After Pennsylvania went two days without a revenue plan last week, Standard and Poor’s Global Ratings put its credit on its “CreditWatch" list.
Inclusion on the list signifies a state in danger of an imminent credit downgrade.
The commonwealth made it off the list this week, after the budget was balanced.
A report released by the agency Tuesday reaffirmed Pennsylvania’s AA-minus rating, saying there’s little risk of a downgrade in the near future.
But S&P still said Pennsylvania’s finances are shaky.
John Sugden, a co-author of the report and the Senior Director at S&P, said the commonwealth was also ranked as having a negative credit outlook.
“What we’re reflecting with our negative outlook is really that the state is structurally unbalanced, in our view, because some of the revenues that they’ve projected might be questionable,” he said. “There might be some optimistic assumptions there.”
The report estimates a $475 million funding gap in the current budget.
That isn’t high enough to warrant a downgrade, but on top of an estimated $1.86 billion structural deficit, it makes the state especially vulnerable to an economic downturn.
Sugden said there is a one-in-three chance the S&P will downgrade the rating in the future.

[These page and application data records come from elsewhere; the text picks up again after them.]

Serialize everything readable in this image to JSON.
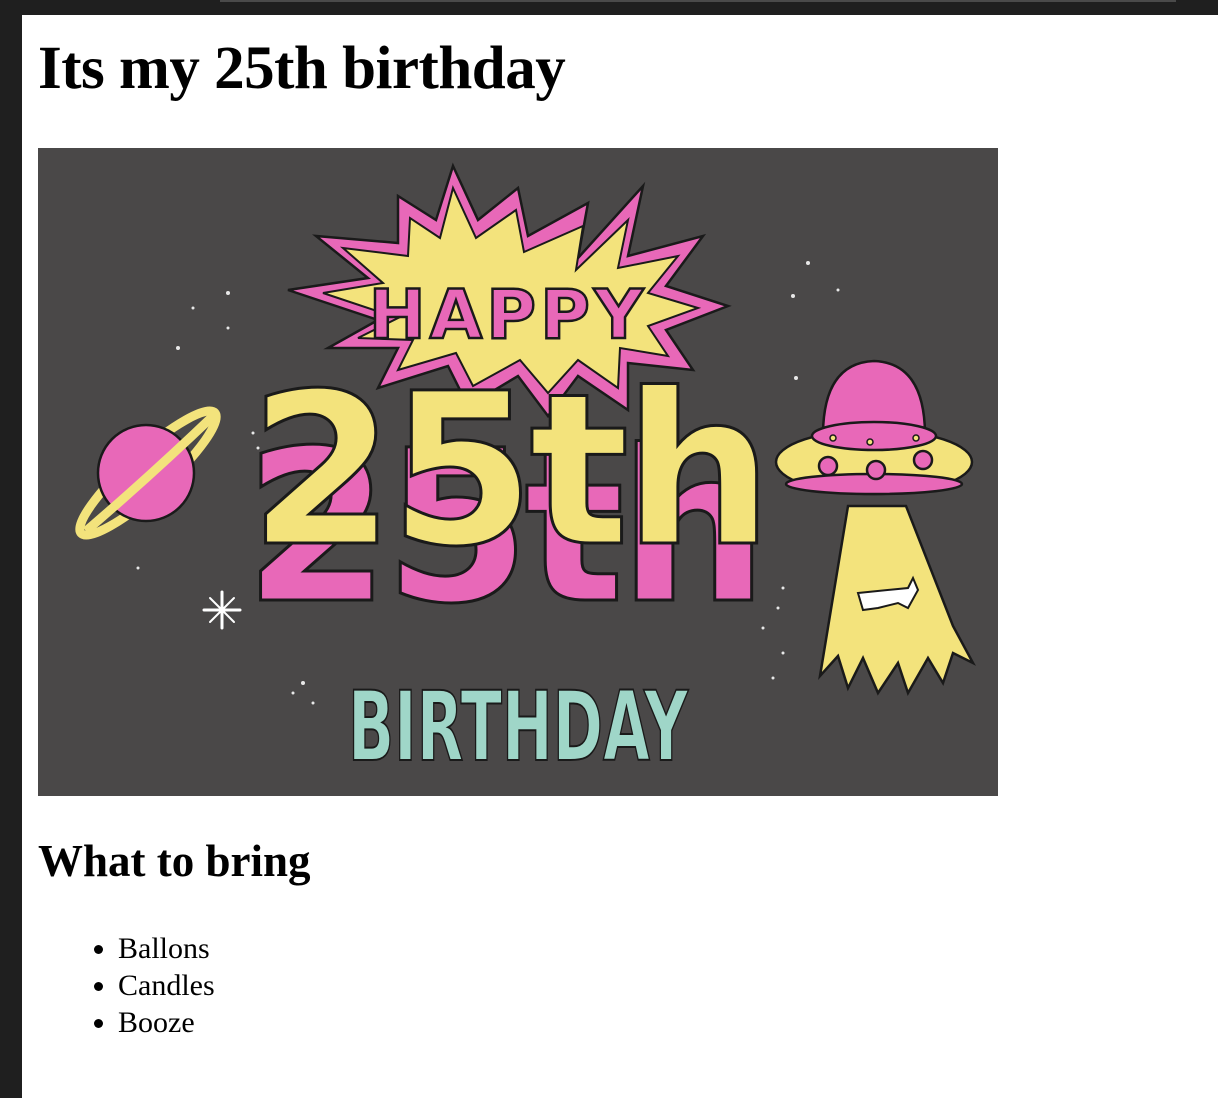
{
  "page": {
    "title": "Its my 25th birthday",
    "section_heading": "What to bring",
    "items": [
      "Ballons",
      "Candles",
      "Booze"
    ]
  },
  "banner": {
    "top_word": "HAPPY",
    "number_word": "25th",
    "bottom_word": "BIRTHDAY",
    "colors": {
      "background": "#4a4848",
      "pink": "#e868b8",
      "yellow": "#f3e37c",
      "mint": "#9fd6c8",
      "outline": "#1a1a1a"
    }
  }
}
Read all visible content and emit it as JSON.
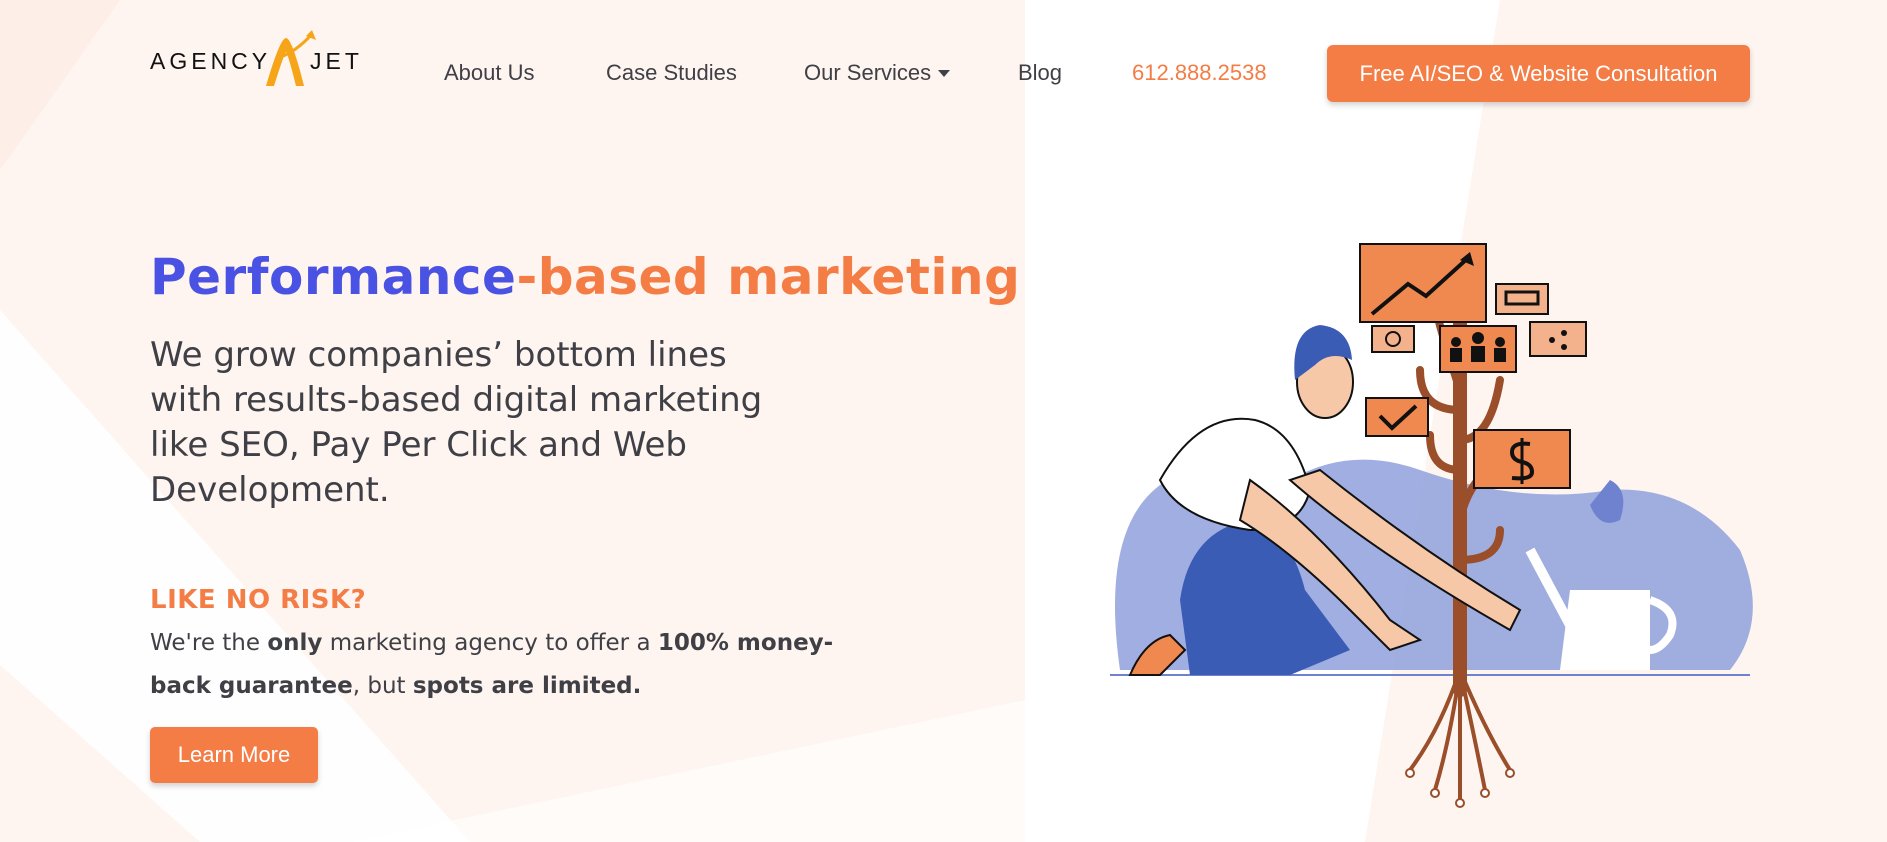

A lower credit rating would raise borrowing prices for the state, which would likely lead to tax increases.